An allergy is a reaction produced by the body's immune system when it encounters a normally harmless substance. Sensitivity is an exaggeration of a normal side effect produced by contact with the substance. For example, the caffeine in a cup of coffee may cause extreme symptoms such as palpitations and trembling when it would normally only have that effect if taken in very large quantities. Intolerance is where a substance, such as lactose or gluten, causes unpleasant symptoms such as diarrhoea for a variety of reasons but does not involve the immune system. People with an intolerance to certain foods can typically eat a small amount without having any problems. In contrast, people with a food allergy will have a bad reaction even if they come into contact with a tiny amount which they're allergic to. Where someone has an intolerance or sensitivity, treatment is often to remove the source and let nature take its course, but where there's an anaphylactic reaction to an allergen, auto-injectors are often used to inject a preset dose of adrenaline into the muscle of the body, which reduces the effects until emergency help arrives.

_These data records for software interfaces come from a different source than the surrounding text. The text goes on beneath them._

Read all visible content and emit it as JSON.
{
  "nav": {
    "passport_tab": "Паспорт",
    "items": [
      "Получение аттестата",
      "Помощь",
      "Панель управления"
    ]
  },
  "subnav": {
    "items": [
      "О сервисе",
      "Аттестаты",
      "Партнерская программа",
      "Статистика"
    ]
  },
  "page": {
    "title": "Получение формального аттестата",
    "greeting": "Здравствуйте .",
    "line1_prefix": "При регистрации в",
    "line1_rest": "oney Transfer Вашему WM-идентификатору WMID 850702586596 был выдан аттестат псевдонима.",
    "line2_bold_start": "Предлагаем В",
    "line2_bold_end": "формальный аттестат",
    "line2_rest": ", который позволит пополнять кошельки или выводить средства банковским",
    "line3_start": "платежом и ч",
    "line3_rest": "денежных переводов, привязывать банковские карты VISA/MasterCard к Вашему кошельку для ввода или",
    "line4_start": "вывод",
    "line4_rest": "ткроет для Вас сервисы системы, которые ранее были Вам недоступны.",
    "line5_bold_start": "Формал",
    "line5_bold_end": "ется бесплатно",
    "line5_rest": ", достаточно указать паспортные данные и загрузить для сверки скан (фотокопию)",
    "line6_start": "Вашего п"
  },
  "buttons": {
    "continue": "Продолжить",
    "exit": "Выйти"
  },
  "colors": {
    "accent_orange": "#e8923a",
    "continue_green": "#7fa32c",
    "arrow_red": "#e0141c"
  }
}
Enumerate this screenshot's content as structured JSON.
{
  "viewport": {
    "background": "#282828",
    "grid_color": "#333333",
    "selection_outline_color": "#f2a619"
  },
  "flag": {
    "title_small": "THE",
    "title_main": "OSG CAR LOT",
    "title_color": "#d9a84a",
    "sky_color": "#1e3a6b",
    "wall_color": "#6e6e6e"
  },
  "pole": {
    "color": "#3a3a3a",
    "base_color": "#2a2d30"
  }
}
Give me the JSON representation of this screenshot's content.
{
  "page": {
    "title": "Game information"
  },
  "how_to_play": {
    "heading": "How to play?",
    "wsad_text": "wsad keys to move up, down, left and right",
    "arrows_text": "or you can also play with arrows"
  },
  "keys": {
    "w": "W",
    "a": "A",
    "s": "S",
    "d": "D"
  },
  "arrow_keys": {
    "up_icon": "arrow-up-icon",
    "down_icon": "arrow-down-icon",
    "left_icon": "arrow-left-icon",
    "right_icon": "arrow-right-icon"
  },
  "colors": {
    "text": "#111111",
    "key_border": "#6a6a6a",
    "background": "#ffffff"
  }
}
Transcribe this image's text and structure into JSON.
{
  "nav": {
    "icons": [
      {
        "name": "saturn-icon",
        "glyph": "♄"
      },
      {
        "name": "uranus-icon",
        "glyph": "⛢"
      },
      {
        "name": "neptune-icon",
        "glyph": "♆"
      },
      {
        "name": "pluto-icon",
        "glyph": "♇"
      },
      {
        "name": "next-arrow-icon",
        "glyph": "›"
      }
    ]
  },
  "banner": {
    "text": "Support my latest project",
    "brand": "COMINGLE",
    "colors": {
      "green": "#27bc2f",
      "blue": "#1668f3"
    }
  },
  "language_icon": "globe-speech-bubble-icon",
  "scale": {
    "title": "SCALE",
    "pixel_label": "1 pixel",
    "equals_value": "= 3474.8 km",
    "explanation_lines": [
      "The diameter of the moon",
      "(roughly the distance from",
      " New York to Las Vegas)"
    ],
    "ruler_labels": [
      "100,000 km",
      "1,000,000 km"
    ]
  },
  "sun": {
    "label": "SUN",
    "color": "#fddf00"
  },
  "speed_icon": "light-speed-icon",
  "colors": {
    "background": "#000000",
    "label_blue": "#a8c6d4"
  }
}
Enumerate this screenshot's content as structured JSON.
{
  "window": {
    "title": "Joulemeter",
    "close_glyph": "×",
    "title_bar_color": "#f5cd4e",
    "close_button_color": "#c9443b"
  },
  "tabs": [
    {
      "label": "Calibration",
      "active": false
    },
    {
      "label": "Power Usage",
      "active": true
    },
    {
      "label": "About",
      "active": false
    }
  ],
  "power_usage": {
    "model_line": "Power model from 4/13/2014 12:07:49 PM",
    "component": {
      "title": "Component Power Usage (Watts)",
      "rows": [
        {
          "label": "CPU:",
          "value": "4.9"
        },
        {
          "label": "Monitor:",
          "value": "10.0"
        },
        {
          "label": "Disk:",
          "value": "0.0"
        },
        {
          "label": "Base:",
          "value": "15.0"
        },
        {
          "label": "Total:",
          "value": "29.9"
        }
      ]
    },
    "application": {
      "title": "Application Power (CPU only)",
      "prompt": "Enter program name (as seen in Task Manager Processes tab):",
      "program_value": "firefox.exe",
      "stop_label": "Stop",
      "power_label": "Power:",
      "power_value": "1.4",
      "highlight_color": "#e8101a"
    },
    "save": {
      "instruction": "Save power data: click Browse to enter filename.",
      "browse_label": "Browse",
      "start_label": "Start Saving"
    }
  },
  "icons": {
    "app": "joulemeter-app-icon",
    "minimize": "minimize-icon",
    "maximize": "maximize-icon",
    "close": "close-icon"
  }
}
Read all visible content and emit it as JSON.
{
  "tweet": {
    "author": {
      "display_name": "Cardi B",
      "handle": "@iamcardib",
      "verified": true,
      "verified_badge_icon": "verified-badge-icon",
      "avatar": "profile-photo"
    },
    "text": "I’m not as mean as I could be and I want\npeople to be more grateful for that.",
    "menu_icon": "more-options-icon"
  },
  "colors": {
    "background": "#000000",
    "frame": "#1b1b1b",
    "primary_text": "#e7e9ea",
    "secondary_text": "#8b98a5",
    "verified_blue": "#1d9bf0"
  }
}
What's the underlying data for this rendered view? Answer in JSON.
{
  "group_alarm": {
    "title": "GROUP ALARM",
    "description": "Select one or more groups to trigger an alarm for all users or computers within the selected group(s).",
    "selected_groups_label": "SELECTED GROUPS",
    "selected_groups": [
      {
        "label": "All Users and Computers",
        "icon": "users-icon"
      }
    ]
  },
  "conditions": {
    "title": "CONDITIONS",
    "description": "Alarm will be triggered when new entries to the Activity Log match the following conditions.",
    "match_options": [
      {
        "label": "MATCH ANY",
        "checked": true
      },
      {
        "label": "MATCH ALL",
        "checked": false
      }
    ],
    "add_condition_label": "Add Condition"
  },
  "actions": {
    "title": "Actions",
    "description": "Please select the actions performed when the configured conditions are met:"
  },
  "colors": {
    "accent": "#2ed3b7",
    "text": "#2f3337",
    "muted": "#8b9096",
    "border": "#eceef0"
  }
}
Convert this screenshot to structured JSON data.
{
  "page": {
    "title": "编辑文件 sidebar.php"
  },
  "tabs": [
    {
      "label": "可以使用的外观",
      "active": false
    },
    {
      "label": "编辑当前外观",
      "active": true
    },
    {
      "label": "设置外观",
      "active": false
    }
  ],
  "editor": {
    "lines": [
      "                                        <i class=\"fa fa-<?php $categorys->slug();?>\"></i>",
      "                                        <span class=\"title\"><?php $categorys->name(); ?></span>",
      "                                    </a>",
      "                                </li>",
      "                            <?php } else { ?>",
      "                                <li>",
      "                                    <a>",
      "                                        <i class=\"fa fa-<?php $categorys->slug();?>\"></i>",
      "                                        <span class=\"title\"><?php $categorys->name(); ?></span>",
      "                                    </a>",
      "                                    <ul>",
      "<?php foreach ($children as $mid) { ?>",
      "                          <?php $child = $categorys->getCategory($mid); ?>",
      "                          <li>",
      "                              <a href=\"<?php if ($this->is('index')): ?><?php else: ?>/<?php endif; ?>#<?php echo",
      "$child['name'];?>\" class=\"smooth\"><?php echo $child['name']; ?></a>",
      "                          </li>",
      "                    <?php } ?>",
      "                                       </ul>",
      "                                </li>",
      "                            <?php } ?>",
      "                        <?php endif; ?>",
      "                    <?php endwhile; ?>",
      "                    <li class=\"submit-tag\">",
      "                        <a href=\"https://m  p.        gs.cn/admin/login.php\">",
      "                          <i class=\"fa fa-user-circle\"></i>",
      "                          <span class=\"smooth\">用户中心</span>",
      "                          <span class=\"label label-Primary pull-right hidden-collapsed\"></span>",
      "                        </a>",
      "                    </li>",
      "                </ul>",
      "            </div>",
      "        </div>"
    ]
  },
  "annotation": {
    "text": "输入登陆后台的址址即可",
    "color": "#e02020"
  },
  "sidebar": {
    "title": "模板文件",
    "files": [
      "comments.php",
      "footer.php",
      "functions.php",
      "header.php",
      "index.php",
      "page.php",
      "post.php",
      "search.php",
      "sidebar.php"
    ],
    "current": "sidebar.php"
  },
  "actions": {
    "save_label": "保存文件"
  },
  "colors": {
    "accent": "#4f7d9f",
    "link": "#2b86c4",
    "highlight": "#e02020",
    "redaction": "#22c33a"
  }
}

Signs and symptoms of an anaphylactic reaction include itchy skin or a raised red rash, swollen eyes, lips, hands and feet, feeling light-headed or faint, narrowing of the airways, which can cause wheezing and breathing difficulties, abdominal pain, nausea and vomiting, and also collapse and unconsciousness. Anaphylaxis should always be treated as a medical emergency. If you suspect that you or someone else is experiencing symptoms of anaphylaxis, you should immediately dial 999 for an ambulance. There are different types of auto-injector. Now, these auto-injectors are prescribed by a doctor. They're not something you can just buy at a chemist. So each individual person would have their own prescription. It may well be that this person has more than one auto-injector, because if the first auto-injector hasn't worked after 10 or 15 minutes, it may be that that person has a second one and therefore they'd have two units because they're all single-dose syringes.